THE NAMING OF NAMES
The Complex Process of Art Titles
I'm often asked how I determine the titles of my paintings and drawings. I never quite know how to answer because it's different with each piece – sometimes it's a direct idea linked with an image, an immediate knowing and other times, it takes quiet repose and time to articulate a visual concept into a stream of words, searching for the meaning behind the canvas. Other times, still, I reach out to gifted friends who seemingly bounce effortlessly with words and their craft helps to develop a title – I love these particular collaborations – working with poets, writers, visionaries, loving individuals who share their visceral responses to my work and thereby, add greatly to the art experience.
Many times, paintings are inspired by an emotion or a personal experience and the way for me to process it is through the creation of art. These art pieces hold extra meaning for me because they embody that particular time in my life. Art-making is very therapeutic and personal – a private exchange between myself and my fears, longings, joys, questions, secrets. I'm made stronger and more free having created the art piece and the titles have a hint of that personal moment in time.
A few examples to share:
“My Call To You Is In The Wind” – This drawing of a raven was sketched shortly after my father passed away and within my grief there was a deep and natural longing to speak to him one last time. On one particular day, the local ravens were highly vocal, calling to each other and I asked them if they would consider taking a message to my dad on my behalf. This art piece captures that day. Anyone can ask a raven or crow to send a message to a loved one. Carefully craft your message and kindly ask a raven for this personal favour.
“Every Time She Sleeps” – Every time she sleeps, she slips into a misty forest / trees embrace her like a long lost friend / Crow prepares her perfect pillow – For some reason, I've started adding a bit of prose as an extension of the title. This recent painting helped me through a time of deep transition and reflection. The old me was slipping away (“every time she sleeps”) a part of me was going into a deep sleep with the trust that I would awaken as a better person, a better artist (with Crow's help and nurturing – preparing my favourite pillow – this notion gives me a sense of family, even if only through an imagined art image).

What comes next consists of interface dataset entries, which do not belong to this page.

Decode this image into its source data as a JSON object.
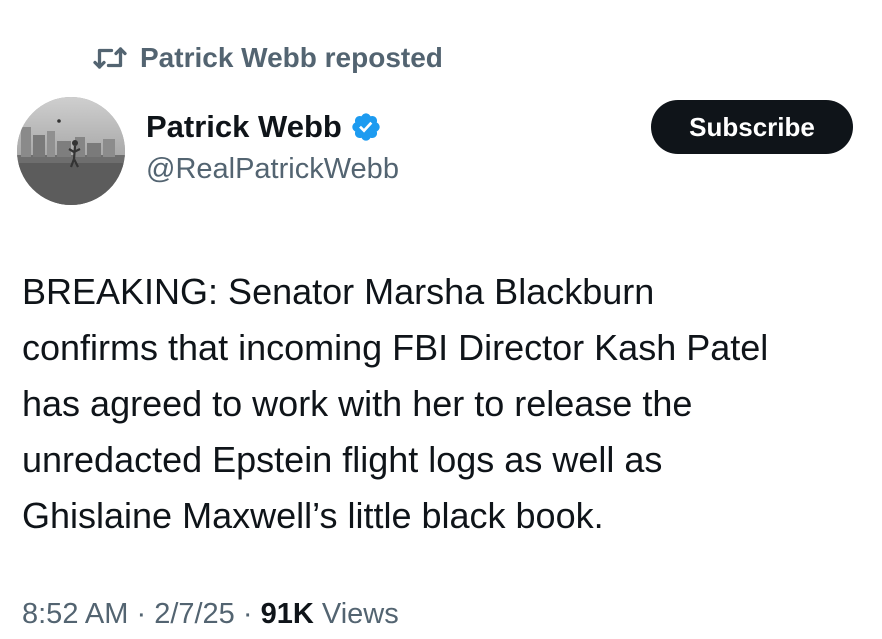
{
  "repost": {
    "icon": "repost-icon",
    "text": "Patrick Webb reposted"
  },
  "author": {
    "name": "Patrick Webb",
    "handle": "@RealPatrickWebb",
    "verified_icon": "verified-badge-icon",
    "verified_color": "#1d9bf0"
  },
  "subscribe_label": "Subscribe",
  "tweet": {
    "text": "BREAKING: Senator Marsha Blackburn\nconfirms that incoming FBI Director Kash Patel\nhas agreed to work with her to release the\nunredacted Epstein flight logs as well as\nGhislaine Maxwell’s little black book."
  },
  "meta": {
    "time": "8:52 AM",
    "separator": " · ",
    "date": "2/7/25",
    "views_count": "91K",
    "views_label": " Views"
  },
  "colors": {
    "text_primary": "#0f1419",
    "text_secondary": "#536471",
    "button_bg": "#0f1419",
    "button_text": "#ffffff"
  }
}
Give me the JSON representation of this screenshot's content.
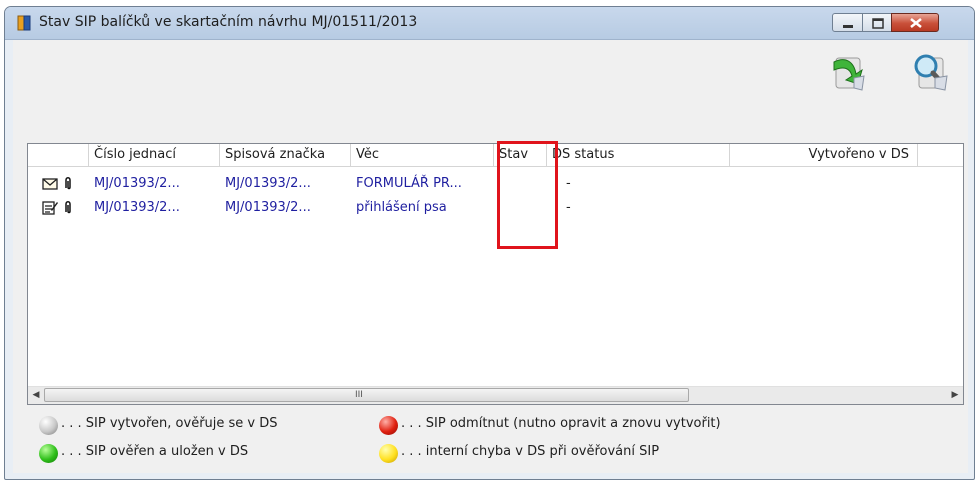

“The Changing Winds” – the onset of the pandemic – uuuugh! I found myself changing my art techniques, messing things up (my version of messy) and painting the swirling changes to my world, our world! The raven looks skyward, it's body twisting in pose, wanting to take flight and at the same time, wanting refuge. The dualities inherent in this shared global experience – at times, both hopeful and dreadful, scared and strong, connected and isolated, vulnerable and yet, safe. Art helps us to makes sense of the world and our particular connections and experiences as little humans, awash in a crazy time.